  2. Elora, I could live in that old granary -- it is charming. The stainless steel counters, etc., will be terrific in your new dye house. Would like to follow your process as you head down the road toward your new dye house -- barbara.

  3. How wonderful. I'm ashamed to admit I buy my wool with the hard work already done. But I often buy from local folks who do it from scratch. I love the hand-spooled ones with their marvelous irregularities.

  4. It must be so satisfying (not to mention warm!) to wear woolens that you've created from sheep to sweater (or socks or hat). I'm looking forward to seeing the progress of your dye house---looks like a lovely space for it. I'm also looking forward to hearing about the process from start to finish. I don't suppose I'll ever be doing it myself, but I do enjoy so reading about it!

  5. Vicki,

    You are so right! (warm and fuzzy winter!) I have finally settled into the fact that far and away I prefer working with handspun, so have put all the name brand synthetics in a bag to give away! I'm on my own now to create and see where it winds up! Scary thought!!

    Beth, I haven't done much to brag about with the handspun...yet. I'm getting there slowly. What little I have done, is
    absolutely so satisfying! I am a slow to middling knitter. Lack of practice really. I am also a poor counter of stitches! Can't talk when I knit! So, my production has been pretty modest!

    NCMW, only reason I am not buying my wool "with the hard work already done," girl, is that my porch needed to be cleaned after having stored this mound of wool-in-the-grease for almost two years! We used to keep 500 ewes and their lambs. I learned about the "hard work" of wool years ago, shearing, packing wool bags, trimming feet, delivering wool to the pool,washing it, drum carding it, spinning, etc.

    When we lived in Canada on Vancouver Is., we lived in Cowichan Station, BC, in the old house originally owned by Margaret Moss, who taught the Native Canadians how to knit those Cowichan sweaters that are so commonplace today.
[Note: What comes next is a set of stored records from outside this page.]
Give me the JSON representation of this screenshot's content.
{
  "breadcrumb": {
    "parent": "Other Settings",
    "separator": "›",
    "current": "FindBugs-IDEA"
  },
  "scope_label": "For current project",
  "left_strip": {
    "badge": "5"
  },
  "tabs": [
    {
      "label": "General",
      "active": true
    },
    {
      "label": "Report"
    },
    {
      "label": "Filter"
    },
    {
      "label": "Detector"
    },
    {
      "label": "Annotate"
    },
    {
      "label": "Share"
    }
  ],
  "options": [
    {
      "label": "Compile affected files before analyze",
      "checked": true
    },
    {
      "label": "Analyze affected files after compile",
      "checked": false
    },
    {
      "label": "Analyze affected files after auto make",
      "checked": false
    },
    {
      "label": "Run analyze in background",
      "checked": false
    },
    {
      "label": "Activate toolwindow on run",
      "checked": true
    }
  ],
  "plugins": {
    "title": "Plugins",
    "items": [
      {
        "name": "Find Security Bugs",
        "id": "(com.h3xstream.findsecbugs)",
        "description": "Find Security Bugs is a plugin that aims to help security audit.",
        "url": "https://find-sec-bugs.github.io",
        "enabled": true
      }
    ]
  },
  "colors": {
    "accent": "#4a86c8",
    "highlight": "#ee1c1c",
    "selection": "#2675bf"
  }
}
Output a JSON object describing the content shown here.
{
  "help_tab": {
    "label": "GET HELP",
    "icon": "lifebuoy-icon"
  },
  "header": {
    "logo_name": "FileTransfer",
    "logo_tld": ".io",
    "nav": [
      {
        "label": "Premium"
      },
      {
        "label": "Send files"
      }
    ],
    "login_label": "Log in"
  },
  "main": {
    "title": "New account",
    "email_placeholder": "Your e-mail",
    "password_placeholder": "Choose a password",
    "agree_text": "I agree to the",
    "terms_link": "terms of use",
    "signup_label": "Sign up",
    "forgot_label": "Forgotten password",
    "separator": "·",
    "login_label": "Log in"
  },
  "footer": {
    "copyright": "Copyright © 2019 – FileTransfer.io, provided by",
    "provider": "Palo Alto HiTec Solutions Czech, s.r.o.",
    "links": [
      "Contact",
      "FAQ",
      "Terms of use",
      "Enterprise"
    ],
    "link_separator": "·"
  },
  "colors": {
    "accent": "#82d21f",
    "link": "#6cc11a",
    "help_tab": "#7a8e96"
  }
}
You know, the brown ones with animals knitted on them?

    I bought what was then called an Indian Spinner. It would spin the thick wool, in the grease, which provided the waterproofing and warmth so needed up there in that damp (more than DAMP...more like soggy!)climate. (We also taught school in Hydaburg, not far from VI where it rains 130 inches a year. Here,on our WV farm, way back in the 1970's we had Western ewes and Dorset crosses.

    In a way, it's all "hard work" but having found a woolen mill that will wash and process it, I'm addicted! Washing it is the least pleasant of tasks and the most risky in terms of making the wool unusable. It's nice to have a mill I trust, handle that part of the process. Spinning is easy. Dyeing is crazy and fun. Knitting is a challenge ....all in all...a good combo, especially for winter days!

    Barbara, we did have some wonderful times in that little cottage. We moved into the granary when we returned from teaching school in Alaska. We'd moved off the farm, back onto it, off of it, and this was the last time, back onto it. Roots were down and we weren't moving again! All we had on the place (having sold the other side with the original house) was this little shack. So, we set about renovating it. Can't believe we lived in it ten years before moving into our present house. We had oil lamps, got snowed in one winter, running water was a celebration when it arrived....taught me a lot about what two deterined people could do. It was wonderful!

    Thanks all, for the thumbs-up on the dye house! It looks better than the first pictures (above) already. Need to buy some lino strips (that screw the edges down.._) I'll keep you posted as I "move into" it! Lots to do to make it "habitable' for dyeing. I need to find a cheap microwave oven...and the list goes on!